◆ EXERCISE
Copy each line of the entries that contains the word "icon".

::::::::

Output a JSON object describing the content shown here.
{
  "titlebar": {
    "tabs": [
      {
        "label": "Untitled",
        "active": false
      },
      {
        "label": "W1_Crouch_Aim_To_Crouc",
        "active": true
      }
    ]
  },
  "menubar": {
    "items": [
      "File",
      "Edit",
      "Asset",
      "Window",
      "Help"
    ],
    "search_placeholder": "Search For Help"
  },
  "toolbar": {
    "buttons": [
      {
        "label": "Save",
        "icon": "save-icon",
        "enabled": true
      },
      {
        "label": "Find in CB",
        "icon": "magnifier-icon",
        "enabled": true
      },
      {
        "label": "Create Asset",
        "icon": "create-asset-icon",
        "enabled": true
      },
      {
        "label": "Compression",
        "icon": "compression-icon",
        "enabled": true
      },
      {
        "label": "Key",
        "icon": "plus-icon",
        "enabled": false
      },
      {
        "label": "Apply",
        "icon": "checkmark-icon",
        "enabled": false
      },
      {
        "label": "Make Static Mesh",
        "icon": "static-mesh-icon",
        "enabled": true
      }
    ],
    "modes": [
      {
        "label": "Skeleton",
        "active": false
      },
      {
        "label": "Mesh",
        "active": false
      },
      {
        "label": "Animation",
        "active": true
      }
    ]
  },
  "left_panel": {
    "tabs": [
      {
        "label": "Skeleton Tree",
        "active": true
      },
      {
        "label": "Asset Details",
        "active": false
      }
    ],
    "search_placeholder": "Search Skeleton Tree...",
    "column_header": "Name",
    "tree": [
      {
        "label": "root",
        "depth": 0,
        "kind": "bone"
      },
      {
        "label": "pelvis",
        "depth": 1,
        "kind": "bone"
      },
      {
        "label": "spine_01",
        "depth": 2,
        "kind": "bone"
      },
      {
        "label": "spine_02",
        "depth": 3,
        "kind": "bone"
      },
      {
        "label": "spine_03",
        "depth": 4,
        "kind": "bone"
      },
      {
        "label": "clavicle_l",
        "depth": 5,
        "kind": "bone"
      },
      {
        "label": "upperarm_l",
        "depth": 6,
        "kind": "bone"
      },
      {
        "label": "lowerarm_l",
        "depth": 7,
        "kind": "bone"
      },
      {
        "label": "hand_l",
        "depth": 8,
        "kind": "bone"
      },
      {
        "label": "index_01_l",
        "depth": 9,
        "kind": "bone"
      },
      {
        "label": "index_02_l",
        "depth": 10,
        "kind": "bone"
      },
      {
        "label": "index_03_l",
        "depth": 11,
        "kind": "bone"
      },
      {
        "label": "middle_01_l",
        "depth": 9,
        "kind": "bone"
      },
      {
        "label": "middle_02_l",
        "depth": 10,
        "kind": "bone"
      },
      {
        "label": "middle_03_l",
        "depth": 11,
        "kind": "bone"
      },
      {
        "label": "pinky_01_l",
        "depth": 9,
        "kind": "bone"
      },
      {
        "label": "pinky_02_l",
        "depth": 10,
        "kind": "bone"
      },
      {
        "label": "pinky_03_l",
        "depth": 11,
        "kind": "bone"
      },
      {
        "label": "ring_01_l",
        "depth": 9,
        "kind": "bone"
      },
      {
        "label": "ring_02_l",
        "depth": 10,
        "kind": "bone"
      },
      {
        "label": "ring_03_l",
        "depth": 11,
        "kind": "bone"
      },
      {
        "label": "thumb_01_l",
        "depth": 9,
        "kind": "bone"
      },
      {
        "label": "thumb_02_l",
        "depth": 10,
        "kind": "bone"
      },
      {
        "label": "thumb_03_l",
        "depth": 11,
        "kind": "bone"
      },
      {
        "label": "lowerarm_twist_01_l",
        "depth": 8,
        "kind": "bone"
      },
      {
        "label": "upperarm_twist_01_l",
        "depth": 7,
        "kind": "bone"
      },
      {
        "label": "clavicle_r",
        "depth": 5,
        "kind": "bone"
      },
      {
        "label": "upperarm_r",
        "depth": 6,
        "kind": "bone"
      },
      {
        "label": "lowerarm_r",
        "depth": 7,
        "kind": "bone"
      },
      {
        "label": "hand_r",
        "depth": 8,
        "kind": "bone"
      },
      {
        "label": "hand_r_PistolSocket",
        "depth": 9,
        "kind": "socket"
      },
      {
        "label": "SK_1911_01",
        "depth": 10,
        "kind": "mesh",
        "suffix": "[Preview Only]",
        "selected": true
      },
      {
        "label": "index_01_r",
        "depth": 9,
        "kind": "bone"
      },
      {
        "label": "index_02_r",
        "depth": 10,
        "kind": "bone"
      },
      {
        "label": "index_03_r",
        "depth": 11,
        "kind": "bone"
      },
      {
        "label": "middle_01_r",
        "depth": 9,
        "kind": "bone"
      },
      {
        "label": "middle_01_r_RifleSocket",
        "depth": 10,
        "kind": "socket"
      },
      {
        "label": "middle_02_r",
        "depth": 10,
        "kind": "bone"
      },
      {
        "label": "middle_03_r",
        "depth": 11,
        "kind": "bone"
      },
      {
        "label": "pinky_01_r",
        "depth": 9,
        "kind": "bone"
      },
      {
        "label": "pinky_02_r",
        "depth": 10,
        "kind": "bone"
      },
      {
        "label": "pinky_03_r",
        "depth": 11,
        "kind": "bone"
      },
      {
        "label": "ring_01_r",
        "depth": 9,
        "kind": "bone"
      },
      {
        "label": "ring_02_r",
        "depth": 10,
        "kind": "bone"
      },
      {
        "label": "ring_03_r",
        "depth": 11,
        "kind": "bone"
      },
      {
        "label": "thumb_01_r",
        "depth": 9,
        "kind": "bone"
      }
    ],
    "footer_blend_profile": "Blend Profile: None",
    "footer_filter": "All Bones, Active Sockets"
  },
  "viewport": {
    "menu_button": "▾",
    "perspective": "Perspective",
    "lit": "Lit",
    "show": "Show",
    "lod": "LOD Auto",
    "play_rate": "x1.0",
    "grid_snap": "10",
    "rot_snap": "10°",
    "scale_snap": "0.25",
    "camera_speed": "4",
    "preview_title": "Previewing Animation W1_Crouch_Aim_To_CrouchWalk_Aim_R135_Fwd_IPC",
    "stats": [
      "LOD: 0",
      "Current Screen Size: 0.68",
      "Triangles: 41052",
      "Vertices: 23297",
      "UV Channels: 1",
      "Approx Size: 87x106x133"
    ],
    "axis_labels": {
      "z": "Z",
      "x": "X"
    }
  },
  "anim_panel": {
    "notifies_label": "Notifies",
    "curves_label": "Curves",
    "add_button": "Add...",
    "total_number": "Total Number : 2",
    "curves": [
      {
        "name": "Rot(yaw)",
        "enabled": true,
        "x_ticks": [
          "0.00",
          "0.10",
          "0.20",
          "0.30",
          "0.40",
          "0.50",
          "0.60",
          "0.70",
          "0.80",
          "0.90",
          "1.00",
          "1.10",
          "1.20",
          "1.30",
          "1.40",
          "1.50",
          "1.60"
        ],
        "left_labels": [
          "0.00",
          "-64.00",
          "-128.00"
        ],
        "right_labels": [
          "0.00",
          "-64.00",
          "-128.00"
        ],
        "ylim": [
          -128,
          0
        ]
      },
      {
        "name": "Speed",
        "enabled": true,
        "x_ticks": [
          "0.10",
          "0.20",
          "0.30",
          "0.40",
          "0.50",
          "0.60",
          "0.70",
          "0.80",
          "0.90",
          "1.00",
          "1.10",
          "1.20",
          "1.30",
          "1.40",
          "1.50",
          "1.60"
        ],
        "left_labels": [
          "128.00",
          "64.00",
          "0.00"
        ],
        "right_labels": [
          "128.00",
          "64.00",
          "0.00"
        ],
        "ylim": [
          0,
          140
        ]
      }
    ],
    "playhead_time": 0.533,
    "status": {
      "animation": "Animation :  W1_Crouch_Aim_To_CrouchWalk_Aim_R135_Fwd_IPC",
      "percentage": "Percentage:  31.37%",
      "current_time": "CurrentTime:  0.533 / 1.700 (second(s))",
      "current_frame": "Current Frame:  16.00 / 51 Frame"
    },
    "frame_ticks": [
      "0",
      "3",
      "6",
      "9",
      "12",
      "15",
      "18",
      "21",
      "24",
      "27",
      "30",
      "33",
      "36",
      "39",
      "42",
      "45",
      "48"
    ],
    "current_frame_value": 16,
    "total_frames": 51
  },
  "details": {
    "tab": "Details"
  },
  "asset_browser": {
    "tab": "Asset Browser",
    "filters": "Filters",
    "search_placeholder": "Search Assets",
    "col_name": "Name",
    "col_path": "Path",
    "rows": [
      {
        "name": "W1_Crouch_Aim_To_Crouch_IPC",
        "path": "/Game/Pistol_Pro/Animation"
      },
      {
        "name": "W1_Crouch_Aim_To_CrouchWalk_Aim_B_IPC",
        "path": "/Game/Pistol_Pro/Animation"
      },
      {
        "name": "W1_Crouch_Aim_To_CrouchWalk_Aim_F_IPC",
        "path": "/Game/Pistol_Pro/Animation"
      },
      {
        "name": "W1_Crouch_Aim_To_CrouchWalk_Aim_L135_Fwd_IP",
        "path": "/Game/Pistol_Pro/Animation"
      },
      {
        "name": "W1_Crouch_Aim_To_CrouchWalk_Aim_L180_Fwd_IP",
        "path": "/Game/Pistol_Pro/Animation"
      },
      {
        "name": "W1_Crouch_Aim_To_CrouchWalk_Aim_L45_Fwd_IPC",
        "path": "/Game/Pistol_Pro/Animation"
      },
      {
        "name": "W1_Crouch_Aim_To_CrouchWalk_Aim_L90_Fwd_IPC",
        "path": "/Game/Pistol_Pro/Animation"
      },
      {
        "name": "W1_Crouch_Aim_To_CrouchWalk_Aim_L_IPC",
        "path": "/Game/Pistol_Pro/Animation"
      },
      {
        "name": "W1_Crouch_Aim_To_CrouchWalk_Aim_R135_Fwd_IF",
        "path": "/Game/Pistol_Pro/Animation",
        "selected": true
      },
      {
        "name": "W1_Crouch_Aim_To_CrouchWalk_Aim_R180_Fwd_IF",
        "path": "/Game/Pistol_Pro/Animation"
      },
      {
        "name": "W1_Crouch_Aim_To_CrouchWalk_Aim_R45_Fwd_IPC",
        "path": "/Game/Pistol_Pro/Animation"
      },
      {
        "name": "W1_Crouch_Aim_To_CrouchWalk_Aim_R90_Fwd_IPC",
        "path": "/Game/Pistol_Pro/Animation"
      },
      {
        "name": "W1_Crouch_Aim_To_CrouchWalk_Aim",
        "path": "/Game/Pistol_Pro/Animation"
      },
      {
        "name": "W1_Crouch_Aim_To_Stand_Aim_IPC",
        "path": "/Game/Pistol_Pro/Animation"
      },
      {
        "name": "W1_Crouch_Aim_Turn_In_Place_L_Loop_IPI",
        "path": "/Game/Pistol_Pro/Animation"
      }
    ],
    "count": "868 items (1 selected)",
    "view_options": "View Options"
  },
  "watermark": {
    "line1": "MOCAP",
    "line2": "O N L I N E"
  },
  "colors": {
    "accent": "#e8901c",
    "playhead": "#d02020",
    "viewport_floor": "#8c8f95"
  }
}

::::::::

◆ SOLUTION BELOW
        "icon": "save-icon",
        "icon": "magnifier-icon",
        "icon": "create-asset-icon",
        "icon": "compression-icon",
        "icon": "plus-icon",
        "icon": "checkmark-icon",
        "icon": "static-mesh-icon",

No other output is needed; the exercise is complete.